UPDATE 03/02/2011 1455: MSI's affected model list and returns procedure added.
UPDATE 02/02/2011 1615: Gigabyte's motherboard replacement plan added.
Following Intel's announcement of a major flaw in the Cougar Point chipset for its latest Sandy Bridge processors, manufacturers with products affected by the fault have started to announce how they're going to address recalls.
The design flaw in Intel's Cougar Point chipset, which the company announced yesterday, results in the SATA ports on the board gradually 'decaying' over time - until they're all-but unusable.
Although Intel has announced that it is to take steps to recover Cougar Point components it has sold to OEMs, replacing them with a fixed version due for launch later this month, it's leaving the decision of what to do about consumer-level restitution to the individual manufacturers themselves.
While many are keeping quiet to gauge the lie of the land, some companies have announced returns.
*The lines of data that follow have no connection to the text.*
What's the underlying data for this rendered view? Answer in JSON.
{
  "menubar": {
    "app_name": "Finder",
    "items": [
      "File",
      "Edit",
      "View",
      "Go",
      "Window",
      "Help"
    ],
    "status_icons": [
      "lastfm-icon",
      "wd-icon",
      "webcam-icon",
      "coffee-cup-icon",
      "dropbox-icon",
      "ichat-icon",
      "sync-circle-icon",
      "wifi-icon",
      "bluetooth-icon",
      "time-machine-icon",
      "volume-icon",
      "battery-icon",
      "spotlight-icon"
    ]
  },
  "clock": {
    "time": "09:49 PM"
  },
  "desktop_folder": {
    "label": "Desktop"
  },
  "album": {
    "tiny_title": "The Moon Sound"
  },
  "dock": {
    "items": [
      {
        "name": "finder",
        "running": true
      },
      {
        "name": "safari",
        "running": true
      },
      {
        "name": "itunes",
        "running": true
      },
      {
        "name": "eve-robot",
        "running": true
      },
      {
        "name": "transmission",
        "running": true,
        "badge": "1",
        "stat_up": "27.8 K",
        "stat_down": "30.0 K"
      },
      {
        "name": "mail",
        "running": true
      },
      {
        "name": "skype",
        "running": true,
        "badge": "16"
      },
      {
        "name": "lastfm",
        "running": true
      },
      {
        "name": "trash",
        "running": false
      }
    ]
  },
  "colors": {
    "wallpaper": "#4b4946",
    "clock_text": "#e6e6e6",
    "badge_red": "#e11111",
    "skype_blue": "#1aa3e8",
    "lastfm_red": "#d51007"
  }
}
Asus, one of the first to release a statement, has confirmed that all its affected products - based around the Intel P67, H67, Q67, and C206 platforms - are valid for swap-out or a full refund under the company's warranty. A list of affected models, which includes motherboards, bare-bones systems, desktop PCs, and workstation boards, is available on the Asus website.
Toshiba has also issued a statement regarding its laptops featuring the faulty Cougar Point chipsets, asking those with affected Satellite A-series, Satellite E-series, Satellite L-series, Satellite M-series, Portege, and Qosimo laptops to return them to their point of sale for a full refund. Again, a full list of affected models is available on Toshiba's site.
While no official statement has yet appeared, a report from Engadget suggests that Samsung will also be offering full refunds for its faulty units - although, as yet, there is no list of affected model numbers.
Gigabyte has issued a statement confirming that all its P67/H67/P65/PH67 chipset motherboards with B2 stepping 6 series chipsets are affected by the flaw, and asks customers to hang fire until replacement boards are available in April - at which point they are advised to take their faulty units back to their point of purchase and request a replacement.
Motherboard and laptop manufacturer MSI has announced that end-users have two options if they have bought a product affected by the recall. The first is to wait for the third revision of the chipset to be released later this month, at which point MSI will swap the faulty models for fixed versions. For those who would rather not wait, the second option is to return your goods to the retailer - although the company claims this will result in 'credit' rather than an outright refund.
MSI devices affected by the recall, based around Intel's P67, H67, and HM67 platforms, are given as models Intel P67: P67A-GD65, P67A-GD55, P67A-GD53, P67A-C45, P67A-C43, P67S-C43, H67MA-ED55, H67MA-E45, H67MS-E43, H67MS-E33 and the GT680R notebook.
The faulty chipset has caused something of a chain reaction in the industry, with numerous companies announcing delays to planned product launches while Intel attempts to produce enough of the repaired Cougar Point chipsets to meet demand - a process estimated to be costing the company over $1 billion in return costs and lost sales.
Confusingly, Tom's Hardware is reporting that US component retailer NewEgg has removed Sandy Bridge processors from its inventory - despite the processors themselves not suffering from any known design flaws. While it makes sense from the perspective of a CPU being no use without a motherboard, it's a move that won't do Intel's tattered image any good.
As more companies announce their returns procedures, we'll keep you up to date.